While 76 percent said they felt sexual activity was an important part of a relationship, 40 percent said they are still sexually active.
The poll, sponsored by AARP and Michigan Medicine, surveyed a nationally representative sample of 1,002 people in October.
Interest in sex did appear to decrease with age however, with those between the ages of 65 and 70 almost twice as likely as those in their late 70s to be sexually active, and with 33% of those in their late 60s saying they were extremely or very interested in sex, compared with 19% of those in their late 70s. A third of the people in their late 60s said they were extremely or very interested in sex, but that number dropped to 19 percent for those in their late 70s. Meanwhile, only 31 percent of women were sexually active, and only 12 percent were interesting in having sex.
Officials found that 18 percent of men and 3 percent of women polled used some form of medication or supplement to rev up their engines going in the bedroom.
Men said sex was an important part of their lives as seniors, more so than women.
Seventy-two percent of respondents said they now had some kind of romantic partner, married or otherwise.
According to Erica Solway, the co-associate director of the poll, the difference is partially explained by the fact that more men either stayed married or were partnered up. However, a new study out of the University of MI showed that is not the case at all, with plenty of senior citizens reporting that they still have active, fulfilling sex lives.
Solway and colleagues learned that there can be sharp differences in the respondents' sex lives depending on their health, age, and gender.
To find out how participants resolved sexual problems in order to have a healthy and satisfying sex life, the poll also asked participants if they've talked with their doctors about their sexual health. Healthier seniors were twice as likely as those seniors in poor health to be sexually active.
'It's important for older adults and clinicians to talk about how age-related changes in physical health, relationships, lifestyles and responsibilities such as care-giving, affect them'.

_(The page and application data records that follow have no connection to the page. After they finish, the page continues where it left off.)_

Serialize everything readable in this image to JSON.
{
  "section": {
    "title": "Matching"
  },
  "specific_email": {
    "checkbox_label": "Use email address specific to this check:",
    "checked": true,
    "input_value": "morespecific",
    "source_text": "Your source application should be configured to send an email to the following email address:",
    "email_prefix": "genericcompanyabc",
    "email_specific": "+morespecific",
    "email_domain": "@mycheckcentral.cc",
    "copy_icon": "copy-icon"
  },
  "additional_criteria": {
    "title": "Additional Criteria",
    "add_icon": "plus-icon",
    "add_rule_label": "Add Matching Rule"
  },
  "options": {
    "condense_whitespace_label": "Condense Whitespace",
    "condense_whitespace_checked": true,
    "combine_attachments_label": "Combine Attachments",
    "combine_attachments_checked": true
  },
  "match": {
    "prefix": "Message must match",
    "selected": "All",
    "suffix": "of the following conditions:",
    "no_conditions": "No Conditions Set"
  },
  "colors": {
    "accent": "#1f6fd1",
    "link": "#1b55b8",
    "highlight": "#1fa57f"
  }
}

'This survey just confirms that the need for and interest in sexual intimacy doesn't stop at a certain age, ' says Alison Bryant, Ph.D., senior vice president of research for AARP. Those same women indicated they were more likely to be satisfied with their sex lives overall than men.